If a line in the data below contains "Supplemental", copy it.

_Records shown_
'''

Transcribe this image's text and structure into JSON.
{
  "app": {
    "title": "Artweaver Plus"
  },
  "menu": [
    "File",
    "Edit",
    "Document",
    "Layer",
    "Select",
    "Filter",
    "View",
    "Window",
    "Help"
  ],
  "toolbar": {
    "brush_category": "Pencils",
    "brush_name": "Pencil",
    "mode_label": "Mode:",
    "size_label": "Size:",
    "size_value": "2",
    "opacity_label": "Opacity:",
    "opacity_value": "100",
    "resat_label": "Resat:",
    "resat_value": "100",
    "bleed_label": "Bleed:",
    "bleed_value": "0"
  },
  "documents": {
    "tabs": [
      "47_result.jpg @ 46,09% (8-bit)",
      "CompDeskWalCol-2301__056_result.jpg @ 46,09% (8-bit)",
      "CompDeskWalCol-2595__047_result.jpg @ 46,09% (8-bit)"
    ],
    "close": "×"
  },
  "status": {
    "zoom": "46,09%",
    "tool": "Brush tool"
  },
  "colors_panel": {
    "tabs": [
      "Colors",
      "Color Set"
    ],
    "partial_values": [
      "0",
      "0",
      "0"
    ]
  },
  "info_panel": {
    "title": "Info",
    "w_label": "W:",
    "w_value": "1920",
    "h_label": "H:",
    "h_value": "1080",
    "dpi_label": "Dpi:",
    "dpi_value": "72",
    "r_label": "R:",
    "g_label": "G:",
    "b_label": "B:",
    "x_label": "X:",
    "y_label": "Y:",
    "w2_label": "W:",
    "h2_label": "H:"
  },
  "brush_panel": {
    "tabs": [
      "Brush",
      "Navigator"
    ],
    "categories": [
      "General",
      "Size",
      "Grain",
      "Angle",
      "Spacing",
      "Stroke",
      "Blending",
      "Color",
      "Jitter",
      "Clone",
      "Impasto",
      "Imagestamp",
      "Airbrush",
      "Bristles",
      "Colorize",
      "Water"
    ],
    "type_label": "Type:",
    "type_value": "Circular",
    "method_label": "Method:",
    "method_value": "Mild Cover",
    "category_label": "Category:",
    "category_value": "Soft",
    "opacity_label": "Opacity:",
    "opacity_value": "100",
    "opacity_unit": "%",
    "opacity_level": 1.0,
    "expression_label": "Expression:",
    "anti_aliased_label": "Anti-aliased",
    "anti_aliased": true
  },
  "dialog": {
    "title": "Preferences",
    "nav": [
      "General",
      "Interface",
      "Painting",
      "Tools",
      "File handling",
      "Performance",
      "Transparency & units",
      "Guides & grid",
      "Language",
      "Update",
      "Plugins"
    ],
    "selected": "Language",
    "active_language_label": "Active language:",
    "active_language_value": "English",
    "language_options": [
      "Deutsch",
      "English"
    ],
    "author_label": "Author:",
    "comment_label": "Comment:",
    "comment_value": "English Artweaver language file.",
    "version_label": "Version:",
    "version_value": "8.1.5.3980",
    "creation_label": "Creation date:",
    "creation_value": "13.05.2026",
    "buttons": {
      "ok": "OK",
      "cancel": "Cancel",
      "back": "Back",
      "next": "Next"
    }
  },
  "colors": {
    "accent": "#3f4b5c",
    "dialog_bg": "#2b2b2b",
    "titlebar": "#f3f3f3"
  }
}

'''
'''

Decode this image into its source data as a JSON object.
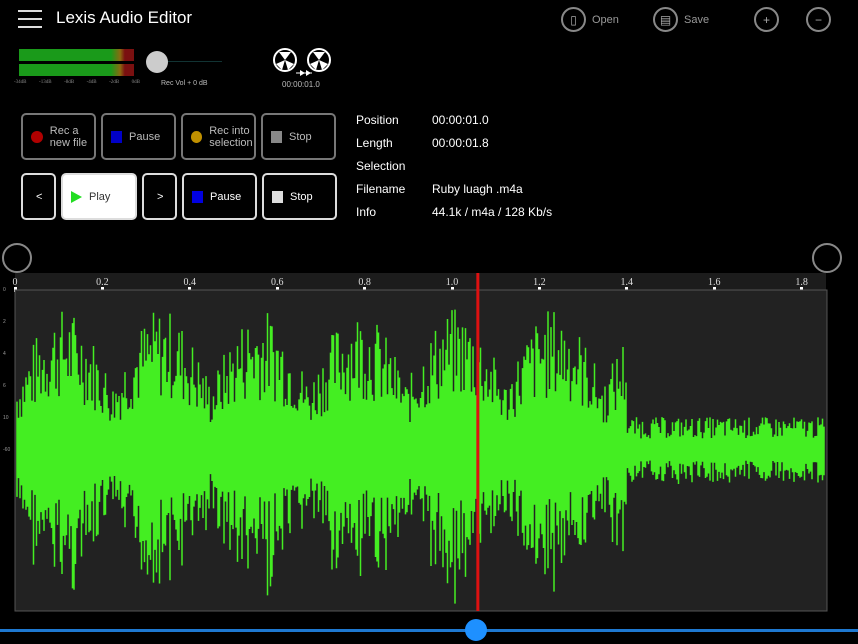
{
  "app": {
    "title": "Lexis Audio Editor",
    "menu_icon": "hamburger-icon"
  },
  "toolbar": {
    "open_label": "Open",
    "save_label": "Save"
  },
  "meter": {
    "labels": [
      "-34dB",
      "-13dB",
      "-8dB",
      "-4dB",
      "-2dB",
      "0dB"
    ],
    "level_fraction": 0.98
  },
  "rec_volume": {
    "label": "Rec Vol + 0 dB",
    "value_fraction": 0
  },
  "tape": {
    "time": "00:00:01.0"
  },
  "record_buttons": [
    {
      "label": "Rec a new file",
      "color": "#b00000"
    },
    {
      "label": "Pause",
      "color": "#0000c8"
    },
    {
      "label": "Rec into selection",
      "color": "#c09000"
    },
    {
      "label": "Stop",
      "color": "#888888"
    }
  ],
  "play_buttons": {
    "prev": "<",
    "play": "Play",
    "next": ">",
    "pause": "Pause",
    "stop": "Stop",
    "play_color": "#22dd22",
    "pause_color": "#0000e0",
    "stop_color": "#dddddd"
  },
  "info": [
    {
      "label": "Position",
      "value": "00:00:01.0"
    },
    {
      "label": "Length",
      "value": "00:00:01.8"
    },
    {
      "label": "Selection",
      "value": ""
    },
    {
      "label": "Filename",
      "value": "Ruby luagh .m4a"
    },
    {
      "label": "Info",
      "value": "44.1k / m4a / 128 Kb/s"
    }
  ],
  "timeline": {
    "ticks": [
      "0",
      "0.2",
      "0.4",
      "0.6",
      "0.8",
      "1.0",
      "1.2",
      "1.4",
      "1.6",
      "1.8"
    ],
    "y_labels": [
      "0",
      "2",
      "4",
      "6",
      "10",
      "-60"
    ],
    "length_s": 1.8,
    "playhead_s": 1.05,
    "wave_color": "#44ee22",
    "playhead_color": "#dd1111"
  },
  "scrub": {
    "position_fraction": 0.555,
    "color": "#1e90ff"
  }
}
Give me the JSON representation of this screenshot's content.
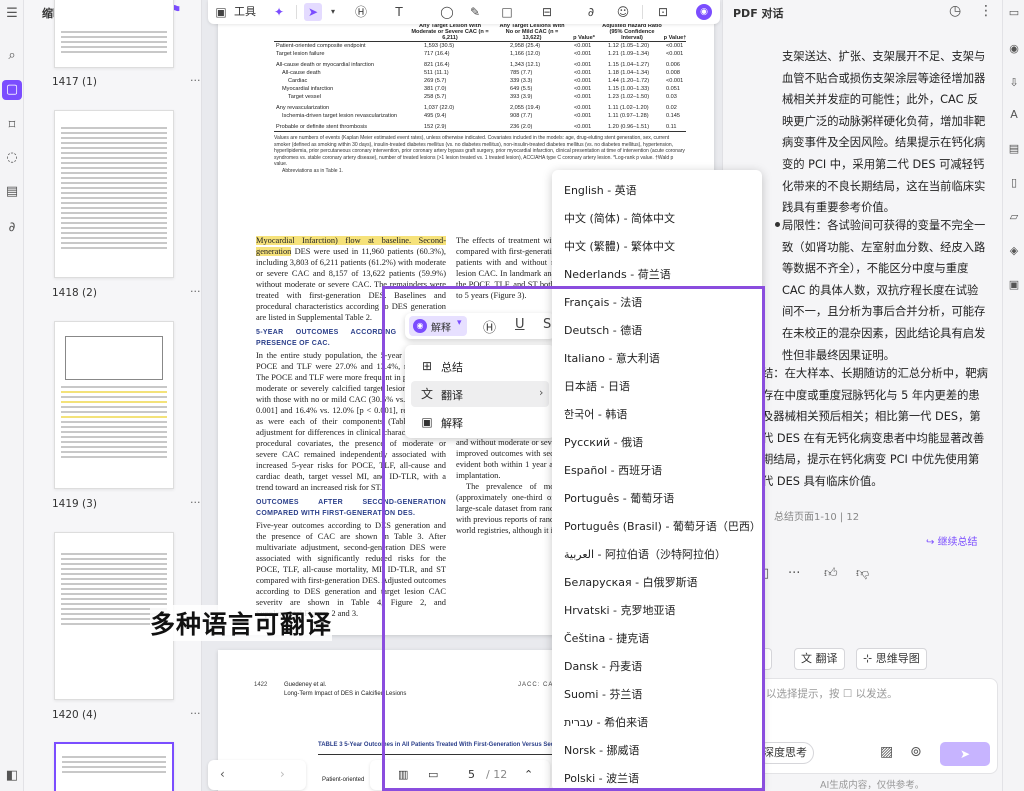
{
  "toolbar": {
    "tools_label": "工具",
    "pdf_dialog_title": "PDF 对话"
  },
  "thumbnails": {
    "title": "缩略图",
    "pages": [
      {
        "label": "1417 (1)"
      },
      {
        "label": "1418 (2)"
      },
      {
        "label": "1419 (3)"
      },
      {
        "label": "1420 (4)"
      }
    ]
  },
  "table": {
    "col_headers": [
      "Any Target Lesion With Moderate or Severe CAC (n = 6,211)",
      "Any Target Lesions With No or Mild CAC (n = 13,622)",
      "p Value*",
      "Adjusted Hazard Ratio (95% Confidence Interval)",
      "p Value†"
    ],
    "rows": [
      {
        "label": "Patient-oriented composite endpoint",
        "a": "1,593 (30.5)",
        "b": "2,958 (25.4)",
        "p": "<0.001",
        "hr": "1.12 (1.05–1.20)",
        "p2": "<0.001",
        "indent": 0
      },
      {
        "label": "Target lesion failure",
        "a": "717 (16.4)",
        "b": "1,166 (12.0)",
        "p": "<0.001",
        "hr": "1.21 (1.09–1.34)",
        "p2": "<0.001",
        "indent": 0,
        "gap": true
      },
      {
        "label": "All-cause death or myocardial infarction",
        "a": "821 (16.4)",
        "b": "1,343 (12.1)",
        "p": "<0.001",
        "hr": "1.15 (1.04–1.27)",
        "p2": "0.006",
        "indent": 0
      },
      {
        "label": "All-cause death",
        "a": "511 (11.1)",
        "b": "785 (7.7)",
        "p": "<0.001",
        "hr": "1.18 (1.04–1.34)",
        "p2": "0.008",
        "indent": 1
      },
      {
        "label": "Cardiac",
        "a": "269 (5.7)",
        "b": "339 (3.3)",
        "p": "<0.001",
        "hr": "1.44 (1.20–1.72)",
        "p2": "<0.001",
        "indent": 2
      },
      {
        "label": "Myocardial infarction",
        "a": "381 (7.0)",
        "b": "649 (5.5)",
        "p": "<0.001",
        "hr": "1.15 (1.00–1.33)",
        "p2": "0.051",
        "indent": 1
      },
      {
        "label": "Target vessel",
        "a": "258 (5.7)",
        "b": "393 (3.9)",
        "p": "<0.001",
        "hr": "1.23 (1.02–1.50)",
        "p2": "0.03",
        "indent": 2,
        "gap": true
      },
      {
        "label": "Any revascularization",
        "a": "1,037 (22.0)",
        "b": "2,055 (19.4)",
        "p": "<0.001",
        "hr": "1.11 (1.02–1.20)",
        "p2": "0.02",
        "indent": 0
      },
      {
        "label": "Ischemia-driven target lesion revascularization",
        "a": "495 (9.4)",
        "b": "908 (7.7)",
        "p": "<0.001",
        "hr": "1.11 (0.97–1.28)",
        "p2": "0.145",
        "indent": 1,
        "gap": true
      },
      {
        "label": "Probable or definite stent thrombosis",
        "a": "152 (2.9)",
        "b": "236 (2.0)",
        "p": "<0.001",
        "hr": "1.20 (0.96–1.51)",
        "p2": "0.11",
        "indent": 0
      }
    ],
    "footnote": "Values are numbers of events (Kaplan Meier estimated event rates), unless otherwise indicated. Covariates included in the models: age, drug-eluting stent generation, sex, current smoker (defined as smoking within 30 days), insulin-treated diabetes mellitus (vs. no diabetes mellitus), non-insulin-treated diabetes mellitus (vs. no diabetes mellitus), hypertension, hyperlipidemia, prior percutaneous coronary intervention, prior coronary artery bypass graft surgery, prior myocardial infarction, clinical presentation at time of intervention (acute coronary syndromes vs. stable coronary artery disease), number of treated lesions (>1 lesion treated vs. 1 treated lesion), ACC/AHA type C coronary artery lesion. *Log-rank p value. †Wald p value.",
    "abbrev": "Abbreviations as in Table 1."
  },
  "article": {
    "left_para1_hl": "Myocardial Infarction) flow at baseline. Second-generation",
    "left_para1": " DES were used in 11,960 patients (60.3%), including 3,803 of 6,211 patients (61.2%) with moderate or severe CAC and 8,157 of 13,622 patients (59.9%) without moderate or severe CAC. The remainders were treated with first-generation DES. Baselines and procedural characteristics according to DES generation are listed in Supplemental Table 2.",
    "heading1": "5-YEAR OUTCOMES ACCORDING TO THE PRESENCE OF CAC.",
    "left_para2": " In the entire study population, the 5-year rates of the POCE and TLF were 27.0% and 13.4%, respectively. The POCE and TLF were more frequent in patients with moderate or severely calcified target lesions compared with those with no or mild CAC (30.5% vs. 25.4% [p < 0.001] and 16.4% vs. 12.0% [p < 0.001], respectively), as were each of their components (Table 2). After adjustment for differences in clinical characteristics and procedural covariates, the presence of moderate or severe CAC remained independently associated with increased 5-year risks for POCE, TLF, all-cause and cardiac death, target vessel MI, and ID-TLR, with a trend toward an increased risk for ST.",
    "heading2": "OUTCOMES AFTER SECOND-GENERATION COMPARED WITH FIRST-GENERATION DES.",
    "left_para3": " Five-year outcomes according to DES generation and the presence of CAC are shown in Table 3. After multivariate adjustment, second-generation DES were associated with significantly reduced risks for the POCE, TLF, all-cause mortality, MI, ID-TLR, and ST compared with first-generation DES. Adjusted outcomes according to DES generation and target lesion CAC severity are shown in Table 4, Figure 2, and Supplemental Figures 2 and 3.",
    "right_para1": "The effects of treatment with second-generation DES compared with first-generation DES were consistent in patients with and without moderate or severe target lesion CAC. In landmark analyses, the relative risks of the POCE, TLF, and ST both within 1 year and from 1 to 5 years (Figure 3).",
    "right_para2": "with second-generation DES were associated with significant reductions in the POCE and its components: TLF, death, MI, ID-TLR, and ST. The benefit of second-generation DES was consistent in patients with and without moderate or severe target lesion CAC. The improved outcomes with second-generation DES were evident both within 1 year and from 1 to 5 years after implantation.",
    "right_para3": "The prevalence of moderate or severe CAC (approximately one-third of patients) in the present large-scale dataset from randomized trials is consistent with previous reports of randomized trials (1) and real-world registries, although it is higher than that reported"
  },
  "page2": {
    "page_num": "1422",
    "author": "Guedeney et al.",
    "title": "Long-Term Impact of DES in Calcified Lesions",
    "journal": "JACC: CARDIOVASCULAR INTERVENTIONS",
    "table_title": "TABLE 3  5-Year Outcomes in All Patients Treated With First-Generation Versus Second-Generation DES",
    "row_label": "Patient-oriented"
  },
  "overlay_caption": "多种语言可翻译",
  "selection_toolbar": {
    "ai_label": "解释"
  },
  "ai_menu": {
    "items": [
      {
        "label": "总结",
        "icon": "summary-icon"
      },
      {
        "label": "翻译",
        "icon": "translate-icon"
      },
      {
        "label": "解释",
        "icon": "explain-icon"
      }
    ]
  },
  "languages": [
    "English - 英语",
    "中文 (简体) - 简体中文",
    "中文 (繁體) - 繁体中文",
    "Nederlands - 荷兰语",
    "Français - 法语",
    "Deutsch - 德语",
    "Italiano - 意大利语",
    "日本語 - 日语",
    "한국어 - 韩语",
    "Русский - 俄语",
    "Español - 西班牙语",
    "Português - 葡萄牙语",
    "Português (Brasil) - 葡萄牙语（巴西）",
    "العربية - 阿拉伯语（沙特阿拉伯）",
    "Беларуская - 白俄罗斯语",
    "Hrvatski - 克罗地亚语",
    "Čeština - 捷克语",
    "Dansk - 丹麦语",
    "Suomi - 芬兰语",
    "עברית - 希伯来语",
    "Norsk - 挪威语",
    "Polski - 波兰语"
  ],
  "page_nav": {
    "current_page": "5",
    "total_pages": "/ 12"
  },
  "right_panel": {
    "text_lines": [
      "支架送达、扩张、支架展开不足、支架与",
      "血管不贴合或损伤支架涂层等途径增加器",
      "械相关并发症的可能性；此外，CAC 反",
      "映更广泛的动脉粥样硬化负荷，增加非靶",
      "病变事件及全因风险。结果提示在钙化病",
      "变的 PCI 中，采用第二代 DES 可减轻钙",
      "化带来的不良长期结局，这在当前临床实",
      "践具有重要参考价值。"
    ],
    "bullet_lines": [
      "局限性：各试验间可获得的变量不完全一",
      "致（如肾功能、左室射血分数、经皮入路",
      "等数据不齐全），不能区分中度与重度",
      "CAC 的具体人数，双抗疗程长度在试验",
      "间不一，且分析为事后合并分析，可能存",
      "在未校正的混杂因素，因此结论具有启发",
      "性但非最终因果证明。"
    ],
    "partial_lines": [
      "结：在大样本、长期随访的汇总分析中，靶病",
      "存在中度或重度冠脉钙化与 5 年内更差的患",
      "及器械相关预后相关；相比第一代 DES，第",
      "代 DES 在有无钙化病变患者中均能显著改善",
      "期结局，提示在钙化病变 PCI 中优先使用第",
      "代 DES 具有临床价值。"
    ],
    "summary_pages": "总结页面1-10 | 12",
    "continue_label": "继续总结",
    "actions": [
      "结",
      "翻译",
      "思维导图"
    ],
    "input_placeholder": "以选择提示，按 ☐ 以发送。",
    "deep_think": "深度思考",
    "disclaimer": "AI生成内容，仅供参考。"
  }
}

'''

_Answer section_
    "left_para1": " DES were used in 11,960 patients (60.3%), including 3,803 of 6,211 patients (61.2%) with moderate or severe CAC and 8,157 of 13,622 patients (59.9%) without moderate or severe CAC. The remainders were treated with first-generation DES. Baselines and procedural characteristics according to DES generation are listed in Supplemental Table 2.",
    "left_para3": " Five-year outcomes according to DES generation and the presence of CAC are shown in Table 3. After multivariate adjustment, second-generation DES were associated with significantly reduced risks for the POCE, TLF, all-cause mortality, MI, ID-TLR, and ST compared with first-generation DES. Adjusted outcomes according to DES generation and target lesion CAC severity are shown in Table 4, Figure 2, and Supplemental Figures 2 and 3.",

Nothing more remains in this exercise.